◆ WHAT YOU HAVE TO DO ◆
In the records below, tally every line containing "structured". Report only the total.
┏━━
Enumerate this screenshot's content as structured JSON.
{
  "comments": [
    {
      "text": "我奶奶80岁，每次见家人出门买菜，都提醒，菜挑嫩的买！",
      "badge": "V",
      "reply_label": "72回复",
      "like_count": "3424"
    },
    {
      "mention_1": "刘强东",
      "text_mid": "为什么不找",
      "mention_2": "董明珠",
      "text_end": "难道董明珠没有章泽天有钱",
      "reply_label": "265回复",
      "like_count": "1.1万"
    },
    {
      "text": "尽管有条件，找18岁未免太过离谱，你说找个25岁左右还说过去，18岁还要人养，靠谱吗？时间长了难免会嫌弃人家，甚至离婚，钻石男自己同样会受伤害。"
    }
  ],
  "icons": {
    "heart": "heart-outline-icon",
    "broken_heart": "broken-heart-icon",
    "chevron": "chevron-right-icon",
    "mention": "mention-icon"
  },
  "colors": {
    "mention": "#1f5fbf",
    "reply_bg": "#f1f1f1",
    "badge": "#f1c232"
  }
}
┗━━
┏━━
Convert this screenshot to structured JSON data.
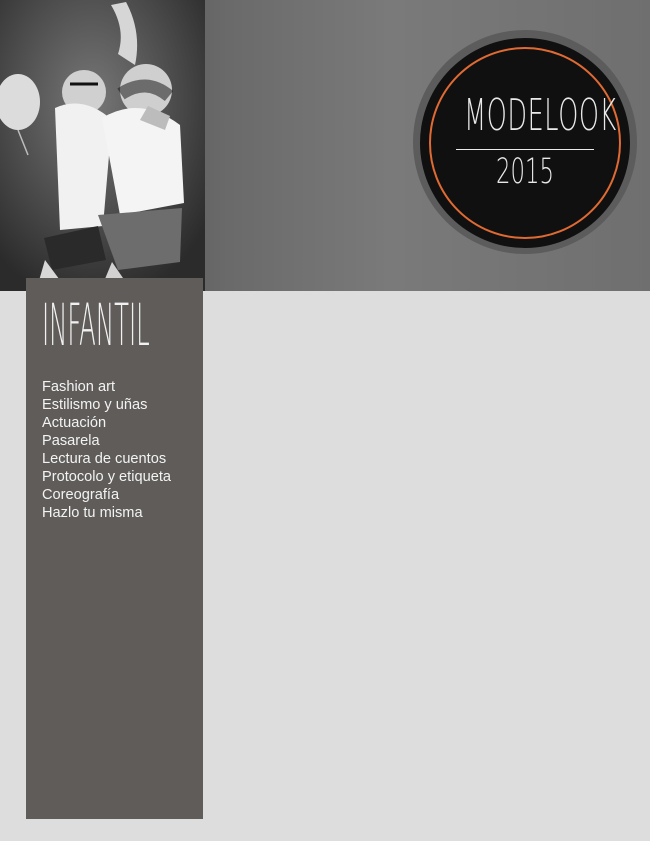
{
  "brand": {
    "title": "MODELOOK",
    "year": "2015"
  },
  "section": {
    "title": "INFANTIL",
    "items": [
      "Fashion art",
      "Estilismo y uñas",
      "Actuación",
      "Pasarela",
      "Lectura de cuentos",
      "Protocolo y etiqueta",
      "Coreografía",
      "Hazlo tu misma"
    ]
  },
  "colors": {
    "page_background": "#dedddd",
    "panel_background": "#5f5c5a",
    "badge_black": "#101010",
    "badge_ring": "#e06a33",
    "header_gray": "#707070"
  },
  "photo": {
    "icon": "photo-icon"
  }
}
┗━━
◆ EXPECTED ANSWER ◆
2